**Records for the task:**
--------------------------------
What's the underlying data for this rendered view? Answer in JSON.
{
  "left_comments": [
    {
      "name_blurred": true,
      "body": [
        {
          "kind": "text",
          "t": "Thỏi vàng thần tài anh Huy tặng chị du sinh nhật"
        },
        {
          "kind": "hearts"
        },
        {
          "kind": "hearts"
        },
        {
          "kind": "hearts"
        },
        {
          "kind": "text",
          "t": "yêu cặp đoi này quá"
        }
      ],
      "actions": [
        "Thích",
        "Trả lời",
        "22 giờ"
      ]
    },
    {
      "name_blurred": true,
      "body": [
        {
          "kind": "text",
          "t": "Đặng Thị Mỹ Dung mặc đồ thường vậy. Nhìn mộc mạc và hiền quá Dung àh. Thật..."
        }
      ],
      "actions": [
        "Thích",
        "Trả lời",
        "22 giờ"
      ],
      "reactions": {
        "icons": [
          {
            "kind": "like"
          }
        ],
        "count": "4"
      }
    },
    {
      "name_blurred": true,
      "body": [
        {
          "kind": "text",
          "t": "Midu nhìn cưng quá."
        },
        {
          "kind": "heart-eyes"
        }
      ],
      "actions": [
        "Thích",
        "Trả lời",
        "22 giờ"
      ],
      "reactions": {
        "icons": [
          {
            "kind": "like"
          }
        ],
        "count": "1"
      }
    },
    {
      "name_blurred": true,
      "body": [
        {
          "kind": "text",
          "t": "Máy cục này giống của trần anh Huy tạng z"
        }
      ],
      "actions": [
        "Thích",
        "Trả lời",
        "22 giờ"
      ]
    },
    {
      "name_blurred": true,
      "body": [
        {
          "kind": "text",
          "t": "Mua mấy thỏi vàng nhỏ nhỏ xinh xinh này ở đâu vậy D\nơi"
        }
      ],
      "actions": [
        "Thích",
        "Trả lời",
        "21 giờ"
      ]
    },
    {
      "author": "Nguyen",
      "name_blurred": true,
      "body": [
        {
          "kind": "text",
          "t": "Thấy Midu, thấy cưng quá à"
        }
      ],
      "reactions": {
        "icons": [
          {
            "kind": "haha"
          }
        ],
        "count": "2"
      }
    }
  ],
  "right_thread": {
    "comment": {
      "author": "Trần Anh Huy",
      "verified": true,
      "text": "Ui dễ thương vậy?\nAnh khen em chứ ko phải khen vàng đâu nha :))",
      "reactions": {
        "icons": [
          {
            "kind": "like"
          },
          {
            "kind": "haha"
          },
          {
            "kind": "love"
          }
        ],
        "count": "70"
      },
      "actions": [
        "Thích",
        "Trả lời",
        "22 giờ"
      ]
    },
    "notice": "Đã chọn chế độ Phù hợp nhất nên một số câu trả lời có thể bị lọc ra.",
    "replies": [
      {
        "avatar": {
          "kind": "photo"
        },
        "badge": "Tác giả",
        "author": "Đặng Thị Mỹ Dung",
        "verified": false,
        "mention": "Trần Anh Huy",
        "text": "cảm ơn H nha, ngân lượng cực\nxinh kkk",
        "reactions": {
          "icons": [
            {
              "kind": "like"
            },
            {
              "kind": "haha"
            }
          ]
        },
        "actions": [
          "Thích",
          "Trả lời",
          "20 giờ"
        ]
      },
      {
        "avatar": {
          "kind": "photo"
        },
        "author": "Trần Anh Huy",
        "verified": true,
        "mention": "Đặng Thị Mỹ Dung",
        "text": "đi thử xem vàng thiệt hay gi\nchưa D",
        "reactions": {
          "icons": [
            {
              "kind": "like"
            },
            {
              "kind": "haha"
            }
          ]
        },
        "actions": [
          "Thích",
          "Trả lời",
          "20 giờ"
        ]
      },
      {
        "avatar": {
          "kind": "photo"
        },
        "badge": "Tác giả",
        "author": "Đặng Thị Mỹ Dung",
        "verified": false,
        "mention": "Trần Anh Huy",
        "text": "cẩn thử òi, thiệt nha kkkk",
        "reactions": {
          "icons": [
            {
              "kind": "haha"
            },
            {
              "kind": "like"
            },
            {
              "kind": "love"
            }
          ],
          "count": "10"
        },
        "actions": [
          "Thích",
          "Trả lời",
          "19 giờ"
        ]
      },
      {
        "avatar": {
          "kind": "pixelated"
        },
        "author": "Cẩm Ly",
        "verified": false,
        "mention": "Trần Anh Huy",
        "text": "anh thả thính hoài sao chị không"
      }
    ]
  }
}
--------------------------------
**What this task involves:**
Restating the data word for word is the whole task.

**Output of the task:**
What's the underlying data for this rendered view? Answer in JSON.
{
  "left_comments": [
    {
      "name_blurred": true,
      "body": [
        {
          "kind": "text",
          "t": "Thỏi vàng thần tài anh Huy tặng chị du sinh nhật"
        },
        {
          "kind": "hearts"
        },
        {
          "kind": "hearts"
        },
        {
          "kind": "hearts"
        },
        {
          "kind": "text",
          "t": "yêu cặp đoi này quá"
        }
      ],
      "actions": [
        "Thích",
        "Trả lời",
        "22 giờ"
      ]
    },
    {
      "name_blurred": true,
      "body": [
        {
          "kind": "text",
          "t": "Đặng Thị Mỹ Dung mặc đồ thường vậy. Nhìn mộc mạc và hiền quá Dung àh. Thật..."
        }
      ],
      "actions": [
        "Thích",
        "Trả lời",
        "22 giờ"
      ],
      "reactions": {
        "icons": [
          {
            "kind": "like"
          }
        ],
        "count": "4"
      }
    },
    {
      "name_blurred": true,
      "body": [
        {
          "kind": "text",
          "t": "Midu nhìn cưng quá."
        },
        {
          "kind": "heart-eyes"
        }
      ],
      "actions": [
        "Thích",
        "Trả lời",
        "22 giờ"
      ],
      "reactions": {
        "icons": [
          {
            "kind": "like"
          }
        ],
        "count": "1"
      }
    },
    {
      "name_blurred": true,
      "body": [
        {
          "kind": "text",
          "t": "Máy cục này giống của trần anh Huy tạng z"
        }
      ],
      "actions": [
        "Thích",
        "Trả lời",
        "22 giờ"
      ]
    },
    {
      "name_blurred": true,
      "body": [
        {
          "kind": "text",
          "t": "Mua mấy thỏi vàng nhỏ nhỏ xinh xinh này ở đâu vậy D\nơi"
        }
      ],
      "actions": [
        "Thích",
        "Trả lời",
        "21 giờ"
      ]
    },
    {
      "author": "Nguyen",
      "name_blurred": true,
      "body": [
        {
          "kind": "text",
          "t": "Thấy Midu, thấy cưng quá à"
        }
      ],
      "reactions": {
        "icons": [
          {
            "kind": "haha"
          }
        ],
        "count": "2"
      }
    }
  ],
  "right_thread": {
    "comment": {
      "author": "Trần Anh Huy",
      "verified": true,
      "text": "Ui dễ thương vậy?\nAnh khen em chứ ko phải khen vàng đâu nha :))",
      "reactions": {
        "icons": [
          {
            "kind": "like"
          },
          {
            "kind": "haha"
          },
          {
            "kind": "love"
          }
        ],
        "count": "70"
      },
      "actions": [
        "Thích",
        "Trả lời",
        "22 giờ"
      ]
    },
    "notice": "Đã chọn chế độ Phù hợp nhất nên một số câu trả lời có thể bị lọc ra.",
    "replies": [
      {
        "avatar": {
          "kind": "photo"
        },
        "badge": "Tác giả",
        "author": "Đặng Thị Mỹ Dung",
        "verified": false,
        "mention": "Trần Anh Huy",
        "text": "cảm ơn H nha, ngân lượng cực\nxinh kkk",
        "reactions": {
          "icons": [
            {
              "kind": "like"
            },
            {
              "kind": "haha"
            }
          ]
        },
        "actions": [
          "Thích",
          "Trả lời",
          "20 giờ"
        ]
      },
      {
        "avatar": {
          "kind": "photo"
        },
        "author": "Trần Anh Huy",
        "verified": true,
        "mention": "Đặng Thị Mỹ Dung",
        "text": "đi thử xem vàng thiệt hay gi\nchưa D",
        "reactions": {
          "icons": [
            {
              "kind": "like"
            },
            {
              "kind": "haha"
            }
          ]
        },
        "actions": [
          "Thích",
          "Trả lời",
          "20 giờ"
        ]
      },
      {
        "avatar": {
          "kind": "photo"
        },
        "badge": "Tác giả",
        "author": "Đặng Thị Mỹ Dung",
        "verified": false,
        "mention": "Trần Anh Huy",
        "text": "cẩn thử òi, thiệt nha kkkk",
        "reactions": {
          "icons": [
            {
              "kind": "haha"
            },
            {
              "kind": "like"
            },
            {
              "kind": "love"
            }
          ],
          "count": "10"
        },
        "actions": [
          "Thích",
          "Trả lời",
          "19 giờ"
        ]
      },
      {
        "avatar": {
          "kind": "pixelated"
        },
        "author": "Cẩm Ly",
        "verified": false,
        "mention": "Trần Anh Huy",
        "text": "anh thả thính hoài sao chị không"
      }
    ]
  }
}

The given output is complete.